11. He is huge country music fan. 

Carter’s favorite musicians are Toby Keith and Brad Paisley.  He would love to meet them one day.

12. He is a Soldier for Life

Carter recently re-enlisted, and with his wife Shannon’s encouragement, hopes to serve at least 20 years.

Sgt. Ty M. Carter pauses for a final photo with his wife Shannon before deploying from Joint Base Lewis-McChord, Wash., May 2012, with A Troop, 8-1 Cavalry, 2nd Stryker Brigade Combat Team, 2nd Infantry Division.  This was the last time they would see each other for more than six months.

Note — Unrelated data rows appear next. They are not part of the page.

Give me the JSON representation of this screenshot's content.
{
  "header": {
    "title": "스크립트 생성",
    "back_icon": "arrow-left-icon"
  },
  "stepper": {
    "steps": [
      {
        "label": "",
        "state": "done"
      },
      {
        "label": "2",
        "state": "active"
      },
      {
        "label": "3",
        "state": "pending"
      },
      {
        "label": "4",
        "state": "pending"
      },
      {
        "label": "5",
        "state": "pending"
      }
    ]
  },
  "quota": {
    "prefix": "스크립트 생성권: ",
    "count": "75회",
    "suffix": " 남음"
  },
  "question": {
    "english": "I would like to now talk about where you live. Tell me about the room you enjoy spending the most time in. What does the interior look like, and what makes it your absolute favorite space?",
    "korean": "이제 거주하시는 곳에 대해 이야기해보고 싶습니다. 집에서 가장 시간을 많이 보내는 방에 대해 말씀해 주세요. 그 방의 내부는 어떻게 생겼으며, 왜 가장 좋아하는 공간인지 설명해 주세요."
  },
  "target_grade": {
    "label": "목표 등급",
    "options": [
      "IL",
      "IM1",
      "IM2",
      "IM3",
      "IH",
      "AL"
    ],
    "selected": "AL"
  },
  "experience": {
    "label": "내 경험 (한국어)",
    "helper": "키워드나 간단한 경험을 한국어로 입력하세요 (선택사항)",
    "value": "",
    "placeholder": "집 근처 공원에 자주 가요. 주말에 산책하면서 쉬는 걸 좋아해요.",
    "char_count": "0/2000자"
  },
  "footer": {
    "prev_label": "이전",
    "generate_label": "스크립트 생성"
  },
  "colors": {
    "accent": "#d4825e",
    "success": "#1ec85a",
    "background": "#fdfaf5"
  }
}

Sgt. Ty M. Carter pauses for a final photo with his wife Shannon before deploying from Joint Base Lewis-McChord, Wash., May 2012, with A Troop, 8-1 Cavalry, 2nd Stryker Brigade Combat Team, 2nd Infantry Division. This was the last time they would see each other for more than six months.

 

To see Staff Sgt. Carter receive the Medal of Honor, watch a video recap below. You can also read President Barack Obama’s remarks as delivered from the East Room of the White House here.